**Exercise instructions**
Count how many lines in the data hold "Letter". Only the number.

= Beginning of Section =

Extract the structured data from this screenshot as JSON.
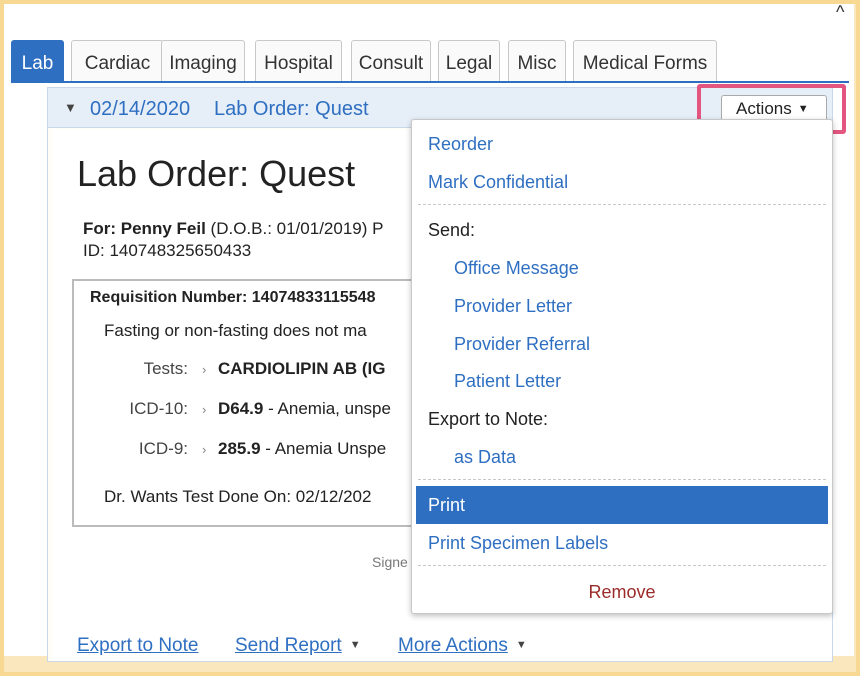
{
  "top_caret": "^",
  "tabs": [
    {
      "label": "Lab"
    },
    {
      "label": "Cardiac"
    },
    {
      "label": "Imaging"
    },
    {
      "label": "Hospital"
    },
    {
      "label": "Consult"
    },
    {
      "label": "Legal"
    },
    {
      "label": "Misc"
    },
    {
      "label": "Medical Forms"
    }
  ],
  "header": {
    "date": "02/14/2020",
    "title": "Lab Order: Quest",
    "actions_label": "Actions"
  },
  "order": {
    "title": "Lab Order: Quest",
    "for_label": "For: Penny Feil",
    "dob_text": "(D.O.B.: 01/01/2019) P",
    "id_text": "ID: 140748325650433",
    "requisition": "Requisition Number: 14074833115548",
    "fasting": "Fasting or non-fasting does not ma",
    "tests_label": "Tests:",
    "tests_value": "CARDIOLIPIN AB (IG",
    "icd10_label": "ICD-10:",
    "icd10_code": "D64.9",
    "icd10_desc": " - Anemia, unspe",
    "icd9_label": "ICD-9:",
    "icd9_code": "285.9",
    "icd9_desc": " - Anemia Unspe",
    "wants": "Dr. Wants Test Done On: 02/12/202",
    "signed": "Signe"
  },
  "footer": {
    "export": "Export to Note",
    "send_report": "Send Report",
    "more_actions": "More Actions"
  },
  "menu": {
    "reorder": "Reorder",
    "mark_confidential": "Mark Confidential",
    "send_header": "Send:",
    "office_message": "Office Message",
    "provider_letter": "Provider Letter",
    "provider_referral": "Provider Referral",
    "patient_letter": "Patient Letter",
    "export_header": "Export to Note:",
    "as_data": "as Data",
    "print": "Print",
    "print_labels": "Print Specimen Labels",
    "remove": "Remove"
  },
  "colors": {
    "accent": "#2f6fc1",
    "highlight": "#e4567f",
    "remove": "#9b2a2a",
    "frame": "#fbe7bd"
  }
}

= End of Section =

**Answer area**
2